“Santiago Duckworth and the Catholic Resort”
Brother Larry Scrivani, April 26, 2004
This lecture presents the story of Santiago Duckworth, the first visionary of Carmel-by-the-Sea. Duckworth was an early Monterey businessman, realtor, and investor. In 1888, he bought rights to develop the Carmel area, filed a subdivision map and started selling lots. Though it took until 1916 for the town to be incorporated, Duckworth helped shape the early development of the Carmel area, bringing the first major developers and builders to Carmel (Abbie Hunter and Delos Goldsmith), and attracting some of the first residents.
“Who Put the ‘B’ in Bohemians? Monterey Peninsula Artists from Tavernier to Ariss”
Kent Seavey, March 31, 2003
“Charles Sumner Greene: Art, Architecture and the Creative Spirit”
Edward Bosely, April 30, 2001
The Greenes were important California architects in the beginning of the 20th century, designing numerous famous residential buildings, including the Gamble House in Pasadena, CA. The brothers were an important part of the Arts and Crafts movement and had a lasting impact on California architecture. Edward Bosley goes into detail of their early years, their training as architects, the evolution of their style, and their eventual retirement.
“Donald Teague – Watercolorist”
Linda Teague Biro, January 29, 2001
“Nora May French: Her Life and Poetry”
Cynthia Medeiros, January 22, 1999
Lecture on the subject of poet Nora May French, a San Francisco bohemian, a Californian poet, and early member of the Carmel Arts and Crafts Club, a group which helped establish Carmel as artist colony. This presentation delves into French’s poetry and tells the story of a lesser known figure of California’s literary and artistic history.
“Cole Weston: My Life and Times in Carmel”
Cole Weston, May 24, 1999
“Carmel in 1934″
Richard Criley, June 1, 1998
“Carmel’s Early Journalism: W. K. Bassett & the Carmel Cymbal”
John McCleary Bassett, February 24, 1997
“Enduring Vision: The Carmel Art Association Celebrates 70 Years”
Harleigh Knott and Bill Stone, April 28, 1997
“‘Themes in My Poems’ by Robinson Jeffers”
Cecil Wahle, March 31, 1997
“Julia Morgan Today”
Sara Holmes Boutelle, January 29, 1996
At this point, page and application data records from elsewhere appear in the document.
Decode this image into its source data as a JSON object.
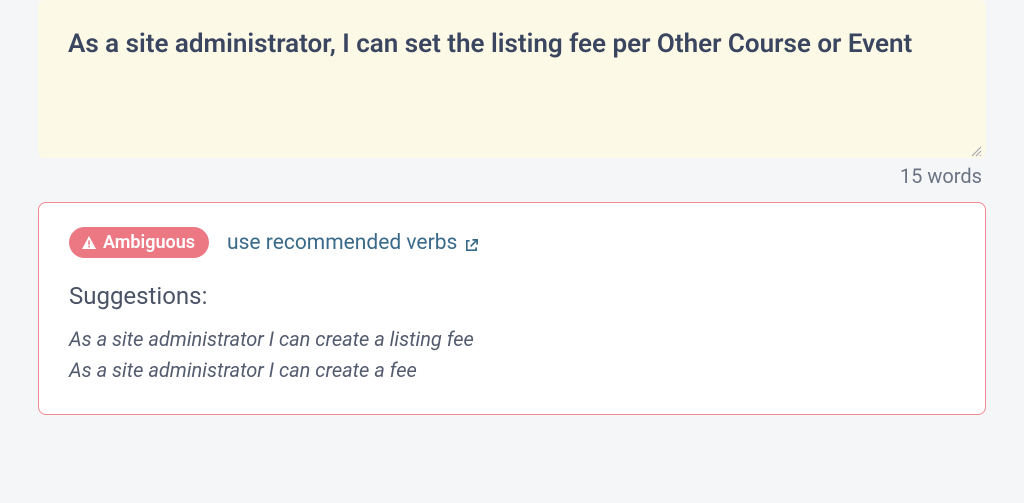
{
  "input": {
    "text": "As a site administrator, I can set the listing fee per Other Course or Event"
  },
  "word_count": "15 words",
  "panel": {
    "badge_label": "Ambiguous",
    "link_label": "use recommended verbs",
    "suggestions_title": "Suggestions:",
    "suggestions": [
      "As a site administrator I can create a listing fee",
      "As a site administrator I can create a fee"
    ]
  }
}
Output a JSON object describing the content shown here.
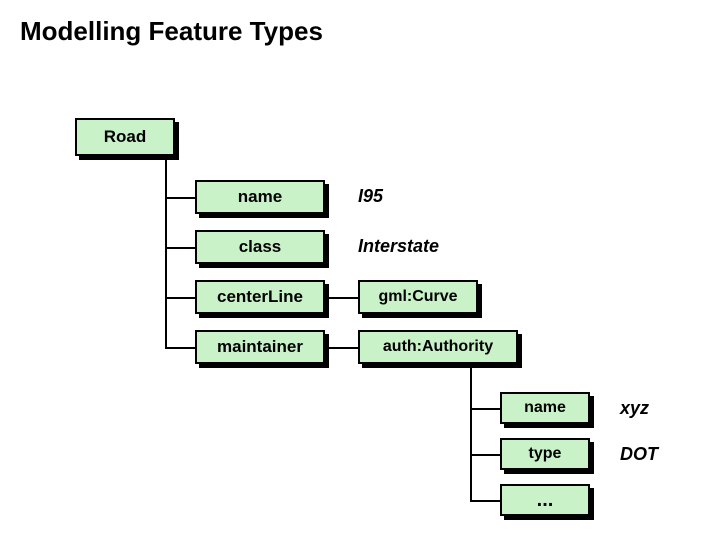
{
  "title": "Modelling Feature Types",
  "root": {
    "label": "Road"
  },
  "props": [
    {
      "label": "name",
      "value": "I95"
    },
    {
      "label": "class",
      "value": "Interstate"
    },
    {
      "label": "centerLine",
      "link": "gml:Curve"
    },
    {
      "label": "maintainer",
      "link": "auth:Authority"
    }
  ],
  "authority_props": [
    {
      "label": "name",
      "value": "xyz"
    },
    {
      "label": "type",
      "value": "DOT"
    },
    {
      "label": "..."
    }
  ]
}
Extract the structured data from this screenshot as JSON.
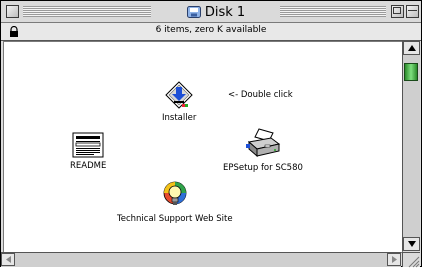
{
  "window": {
    "title": "Disk 1",
    "info": "6 items, zero K available"
  },
  "items": {
    "installer": "Installer",
    "hint": "<- Double click",
    "readme": "README",
    "epsetup": "EPSetup for SC580",
    "support": "Technical Support Web Site"
  },
  "icons": {
    "title": "disk-icon",
    "lock": "lock-icon",
    "installer": "installer-icon",
    "readme": "document-icon",
    "epsetup": "printer-icon",
    "support": "lightbulb-icon"
  },
  "colors": {
    "scroll_thumb": "#4fbf4f",
    "installer_arrow": "#1d4fd6"
  }
}
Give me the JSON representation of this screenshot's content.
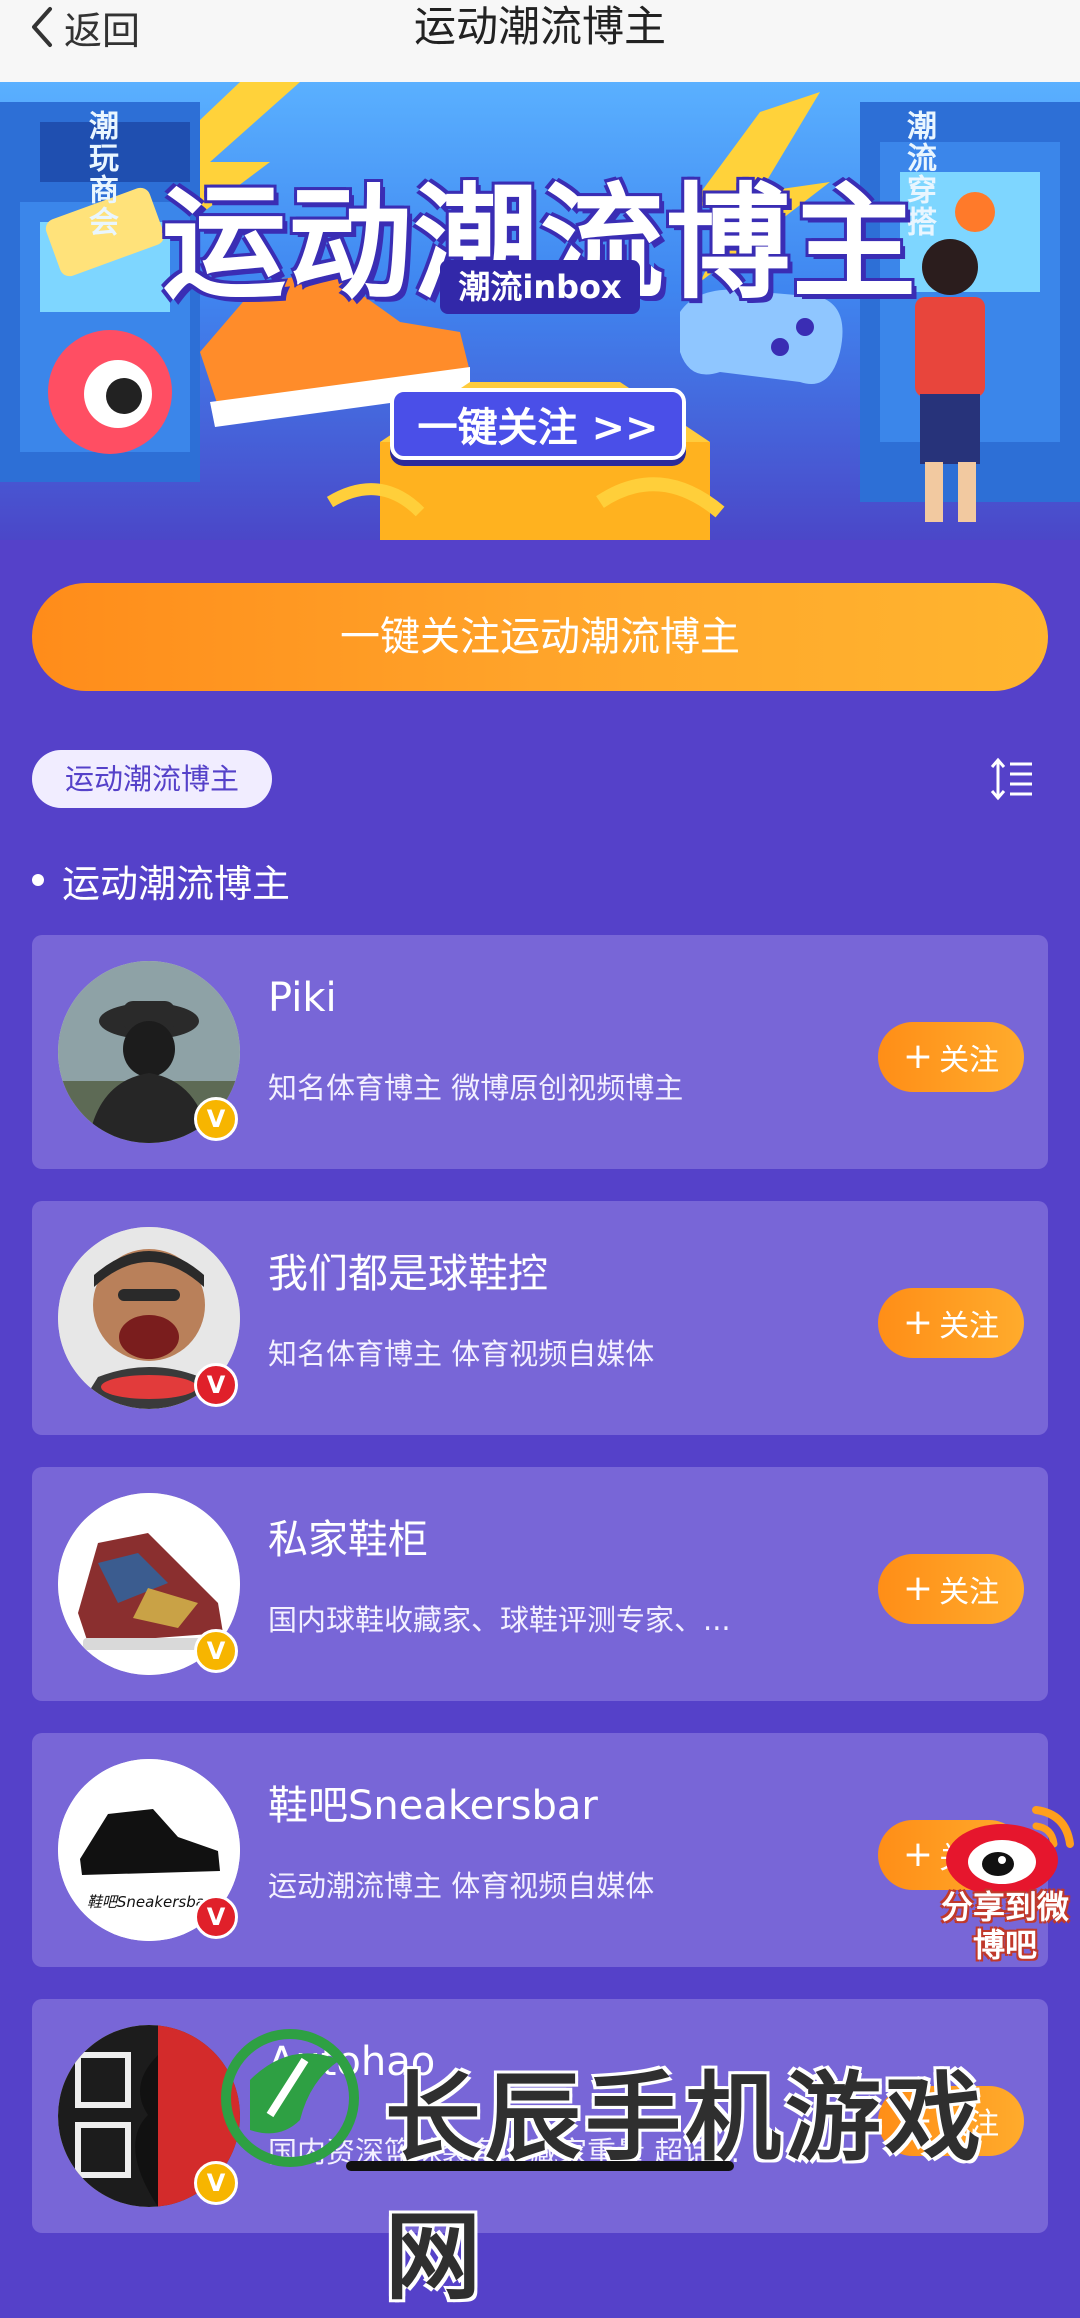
{
  "nav": {
    "back_label": "返回",
    "title": "运动潮流博主"
  },
  "banner": {
    "title": "运动潮流博主",
    "subtitle": "潮流inbox",
    "button_label": "一键关注 >>",
    "deco_left": "潮玩商会",
    "deco_right": "潮流穿搭"
  },
  "main": {
    "follow_all_label": "一键关注运动潮流博主",
    "chip_label": "运动潮流博主",
    "section_title": "运动潮流博主",
    "follow_label": "关注",
    "users": [
      {
        "name": "Piki",
        "desc": "知名体育博主 微博原创视频博主",
        "badge": "V",
        "badge_color": "#f7b500"
      },
      {
        "name": "我们都是球鞋控",
        "desc": "知名体育博主 体育视频自媒体",
        "badge": "V",
        "badge_color": "#e0202a"
      },
      {
        "name": "私家鞋柜",
        "desc": "国内球鞋收藏家、球鞋评测专家、...",
        "badge": "V",
        "badge_color": "#f7b500"
      },
      {
        "name": "鞋吧Sneakersbar",
        "desc": "运动潮流博主 体育视频自媒体",
        "badge": "V",
        "badge_color": "#e0202a",
        "avatar_text": "鞋吧Sneakersbar"
      },
      {
        "name": "Autohao",
        "desc": "国内资深篮球装备收藏家重量 超话...",
        "badge": "V",
        "badge_color": "#f7b500"
      }
    ]
  },
  "share_float": {
    "label": "分享到微博吧"
  },
  "watermark": {
    "text": "长辰手机游戏网"
  },
  "colors": {
    "page_bg": "#5541c9",
    "card_bg": "#7866d7",
    "accent_orange": "#ff9a1f"
  }
}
Julia Morgan was an important California architect of the early 20th century. She designed more than 700 buildings over her career, including Hearst Castle, buildings on the UC Berkeley campus, the Asilomar conference grounds, as well as commercial buildings and residences all around the Bay Area. She was part of the Arts and Crafts movement, and helped shape the face of California architecture.